◆ Exercise goal ◆
Would you restate, exactly as they appear, the lines from the one containing "Enumerate this screenshot's" through the end of the data below?

══ Data to examine

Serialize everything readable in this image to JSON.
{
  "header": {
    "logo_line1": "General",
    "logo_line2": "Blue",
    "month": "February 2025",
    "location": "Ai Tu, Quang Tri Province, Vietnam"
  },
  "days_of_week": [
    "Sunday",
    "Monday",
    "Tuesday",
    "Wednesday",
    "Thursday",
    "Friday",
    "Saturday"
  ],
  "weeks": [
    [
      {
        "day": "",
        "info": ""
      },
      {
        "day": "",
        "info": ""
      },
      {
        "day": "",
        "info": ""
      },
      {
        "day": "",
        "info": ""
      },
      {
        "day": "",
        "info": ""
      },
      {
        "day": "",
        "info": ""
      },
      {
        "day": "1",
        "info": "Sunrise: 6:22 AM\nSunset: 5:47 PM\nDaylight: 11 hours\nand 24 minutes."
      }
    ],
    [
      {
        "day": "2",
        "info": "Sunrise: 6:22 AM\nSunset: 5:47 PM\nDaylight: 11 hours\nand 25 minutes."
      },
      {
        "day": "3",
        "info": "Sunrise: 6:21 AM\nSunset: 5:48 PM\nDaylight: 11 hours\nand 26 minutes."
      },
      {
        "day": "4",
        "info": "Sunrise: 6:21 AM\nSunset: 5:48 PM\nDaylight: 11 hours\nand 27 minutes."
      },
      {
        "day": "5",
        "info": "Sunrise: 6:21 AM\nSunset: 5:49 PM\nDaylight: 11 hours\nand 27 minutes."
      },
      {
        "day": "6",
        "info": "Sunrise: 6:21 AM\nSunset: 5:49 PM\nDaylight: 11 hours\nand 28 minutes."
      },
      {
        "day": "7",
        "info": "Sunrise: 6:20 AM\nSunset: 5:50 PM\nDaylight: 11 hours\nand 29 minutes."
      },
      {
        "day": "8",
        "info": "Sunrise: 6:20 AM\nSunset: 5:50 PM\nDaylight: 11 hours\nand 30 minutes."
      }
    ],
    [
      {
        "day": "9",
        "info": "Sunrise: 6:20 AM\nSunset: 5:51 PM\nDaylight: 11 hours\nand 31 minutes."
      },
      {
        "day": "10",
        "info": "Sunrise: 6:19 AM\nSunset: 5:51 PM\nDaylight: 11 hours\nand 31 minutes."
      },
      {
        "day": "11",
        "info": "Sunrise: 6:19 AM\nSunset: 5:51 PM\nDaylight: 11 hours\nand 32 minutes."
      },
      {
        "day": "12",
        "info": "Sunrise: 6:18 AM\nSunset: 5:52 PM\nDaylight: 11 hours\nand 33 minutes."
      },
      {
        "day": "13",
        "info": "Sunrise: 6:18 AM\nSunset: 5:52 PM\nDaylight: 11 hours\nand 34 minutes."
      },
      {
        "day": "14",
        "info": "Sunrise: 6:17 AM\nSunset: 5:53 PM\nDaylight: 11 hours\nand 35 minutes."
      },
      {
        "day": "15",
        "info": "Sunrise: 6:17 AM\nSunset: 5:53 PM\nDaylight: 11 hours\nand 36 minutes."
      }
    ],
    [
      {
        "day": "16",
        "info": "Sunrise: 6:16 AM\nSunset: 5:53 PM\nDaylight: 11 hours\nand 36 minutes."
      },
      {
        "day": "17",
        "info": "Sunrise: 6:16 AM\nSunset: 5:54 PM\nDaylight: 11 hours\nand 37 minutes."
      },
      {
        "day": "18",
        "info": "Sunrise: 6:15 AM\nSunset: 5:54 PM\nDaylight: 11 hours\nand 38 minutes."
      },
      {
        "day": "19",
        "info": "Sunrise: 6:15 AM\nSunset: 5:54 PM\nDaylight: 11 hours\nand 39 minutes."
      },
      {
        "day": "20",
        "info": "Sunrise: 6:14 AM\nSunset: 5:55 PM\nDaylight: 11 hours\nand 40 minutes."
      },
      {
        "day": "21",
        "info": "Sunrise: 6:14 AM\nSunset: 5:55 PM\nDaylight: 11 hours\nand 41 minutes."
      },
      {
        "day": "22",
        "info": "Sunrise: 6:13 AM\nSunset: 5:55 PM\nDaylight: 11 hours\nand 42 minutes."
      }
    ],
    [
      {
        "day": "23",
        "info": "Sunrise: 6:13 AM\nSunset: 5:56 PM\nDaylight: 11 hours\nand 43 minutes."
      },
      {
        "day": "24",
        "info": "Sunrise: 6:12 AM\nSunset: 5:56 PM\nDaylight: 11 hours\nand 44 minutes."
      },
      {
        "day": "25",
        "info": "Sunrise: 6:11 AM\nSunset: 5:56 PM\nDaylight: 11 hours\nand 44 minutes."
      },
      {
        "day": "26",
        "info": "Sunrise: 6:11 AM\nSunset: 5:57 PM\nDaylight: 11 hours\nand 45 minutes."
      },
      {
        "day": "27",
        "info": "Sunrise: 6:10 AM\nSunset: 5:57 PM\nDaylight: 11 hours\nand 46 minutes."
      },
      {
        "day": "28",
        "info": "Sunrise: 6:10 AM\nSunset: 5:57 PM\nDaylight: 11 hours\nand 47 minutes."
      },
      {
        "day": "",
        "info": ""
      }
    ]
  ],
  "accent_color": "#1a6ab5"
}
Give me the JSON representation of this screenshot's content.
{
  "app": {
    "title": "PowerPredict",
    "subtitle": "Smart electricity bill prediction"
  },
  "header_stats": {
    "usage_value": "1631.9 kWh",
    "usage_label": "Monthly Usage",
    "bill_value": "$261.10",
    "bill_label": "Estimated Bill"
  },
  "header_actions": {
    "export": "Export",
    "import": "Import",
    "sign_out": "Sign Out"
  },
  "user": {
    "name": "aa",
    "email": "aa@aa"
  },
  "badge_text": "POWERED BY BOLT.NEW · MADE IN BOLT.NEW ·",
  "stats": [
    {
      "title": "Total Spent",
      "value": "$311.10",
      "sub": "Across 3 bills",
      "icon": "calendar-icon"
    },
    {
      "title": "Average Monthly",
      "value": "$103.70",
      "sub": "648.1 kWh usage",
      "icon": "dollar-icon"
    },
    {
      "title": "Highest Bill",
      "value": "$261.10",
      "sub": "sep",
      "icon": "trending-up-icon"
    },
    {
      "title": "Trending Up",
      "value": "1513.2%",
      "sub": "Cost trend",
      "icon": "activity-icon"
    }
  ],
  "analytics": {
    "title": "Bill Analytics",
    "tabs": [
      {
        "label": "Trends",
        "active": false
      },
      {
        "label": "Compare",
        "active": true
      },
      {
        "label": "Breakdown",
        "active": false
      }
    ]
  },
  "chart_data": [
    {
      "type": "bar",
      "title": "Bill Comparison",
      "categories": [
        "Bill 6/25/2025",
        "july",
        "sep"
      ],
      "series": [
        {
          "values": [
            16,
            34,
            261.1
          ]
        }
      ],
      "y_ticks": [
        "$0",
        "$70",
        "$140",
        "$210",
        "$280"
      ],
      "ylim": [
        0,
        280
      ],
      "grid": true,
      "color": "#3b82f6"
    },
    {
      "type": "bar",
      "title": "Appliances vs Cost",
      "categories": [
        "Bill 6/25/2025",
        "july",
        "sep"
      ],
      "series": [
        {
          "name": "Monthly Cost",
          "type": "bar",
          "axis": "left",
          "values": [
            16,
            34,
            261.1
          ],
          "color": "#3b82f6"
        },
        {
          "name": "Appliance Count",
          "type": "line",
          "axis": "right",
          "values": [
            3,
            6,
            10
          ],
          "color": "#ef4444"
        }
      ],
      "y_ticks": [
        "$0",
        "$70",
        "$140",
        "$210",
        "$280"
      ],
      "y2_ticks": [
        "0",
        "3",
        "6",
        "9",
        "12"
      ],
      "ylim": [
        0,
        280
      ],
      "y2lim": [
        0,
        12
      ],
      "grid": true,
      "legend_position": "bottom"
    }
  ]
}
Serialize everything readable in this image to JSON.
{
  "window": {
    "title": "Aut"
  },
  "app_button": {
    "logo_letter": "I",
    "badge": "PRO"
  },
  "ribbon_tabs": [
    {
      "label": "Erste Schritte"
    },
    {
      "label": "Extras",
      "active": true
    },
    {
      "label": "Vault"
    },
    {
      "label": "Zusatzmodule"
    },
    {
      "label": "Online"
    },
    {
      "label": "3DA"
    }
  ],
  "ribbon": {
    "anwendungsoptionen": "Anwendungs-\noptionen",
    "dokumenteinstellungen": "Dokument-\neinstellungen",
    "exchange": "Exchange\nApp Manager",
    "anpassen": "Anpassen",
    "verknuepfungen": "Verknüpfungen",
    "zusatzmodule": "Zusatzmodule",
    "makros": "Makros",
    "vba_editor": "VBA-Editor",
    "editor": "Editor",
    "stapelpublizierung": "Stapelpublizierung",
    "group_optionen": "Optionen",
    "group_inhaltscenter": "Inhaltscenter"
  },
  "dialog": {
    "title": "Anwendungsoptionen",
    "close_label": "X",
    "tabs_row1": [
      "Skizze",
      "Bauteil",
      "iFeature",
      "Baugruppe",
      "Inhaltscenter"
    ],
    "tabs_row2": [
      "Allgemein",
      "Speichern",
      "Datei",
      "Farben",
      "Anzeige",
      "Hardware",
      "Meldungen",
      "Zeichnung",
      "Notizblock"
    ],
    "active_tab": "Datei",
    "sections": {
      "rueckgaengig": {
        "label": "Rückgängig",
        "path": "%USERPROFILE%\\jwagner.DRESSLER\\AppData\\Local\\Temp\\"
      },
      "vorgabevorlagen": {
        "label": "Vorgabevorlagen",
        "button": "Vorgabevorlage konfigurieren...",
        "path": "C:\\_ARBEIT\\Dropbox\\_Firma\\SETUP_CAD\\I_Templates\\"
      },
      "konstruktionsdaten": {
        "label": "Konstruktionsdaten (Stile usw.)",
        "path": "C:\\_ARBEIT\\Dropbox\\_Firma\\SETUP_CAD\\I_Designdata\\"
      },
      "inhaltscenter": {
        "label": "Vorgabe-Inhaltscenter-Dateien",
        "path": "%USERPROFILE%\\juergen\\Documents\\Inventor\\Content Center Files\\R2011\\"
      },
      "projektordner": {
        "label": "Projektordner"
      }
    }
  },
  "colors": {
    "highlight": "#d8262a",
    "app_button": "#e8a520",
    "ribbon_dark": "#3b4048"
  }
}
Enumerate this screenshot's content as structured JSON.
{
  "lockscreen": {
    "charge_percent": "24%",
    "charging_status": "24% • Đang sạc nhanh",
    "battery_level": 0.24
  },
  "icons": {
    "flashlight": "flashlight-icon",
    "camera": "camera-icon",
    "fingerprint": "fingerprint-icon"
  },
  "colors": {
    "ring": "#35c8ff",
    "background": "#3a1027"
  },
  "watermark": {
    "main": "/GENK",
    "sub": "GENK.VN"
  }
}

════

◆ Solution to this task ◆
Enumerate this screenshot's content as structured JSON.
{
  "lockscreen": {
    "charge_percent": "24%",
    "charging_status": "24% • Đang sạc nhanh",
    "battery_level": 0.24
  },
  "icons": {
    "flashlight": "flashlight-icon",
    "camera": "camera-icon",
    "fingerprint": "fingerprint-icon"
  },
  "colors": {
    "ring": "#35c8ff",
    "background": "#3a1027"
  },
  "watermark": {
    "main": "/GENK",
    "sub": "GENK.VN"
  }
}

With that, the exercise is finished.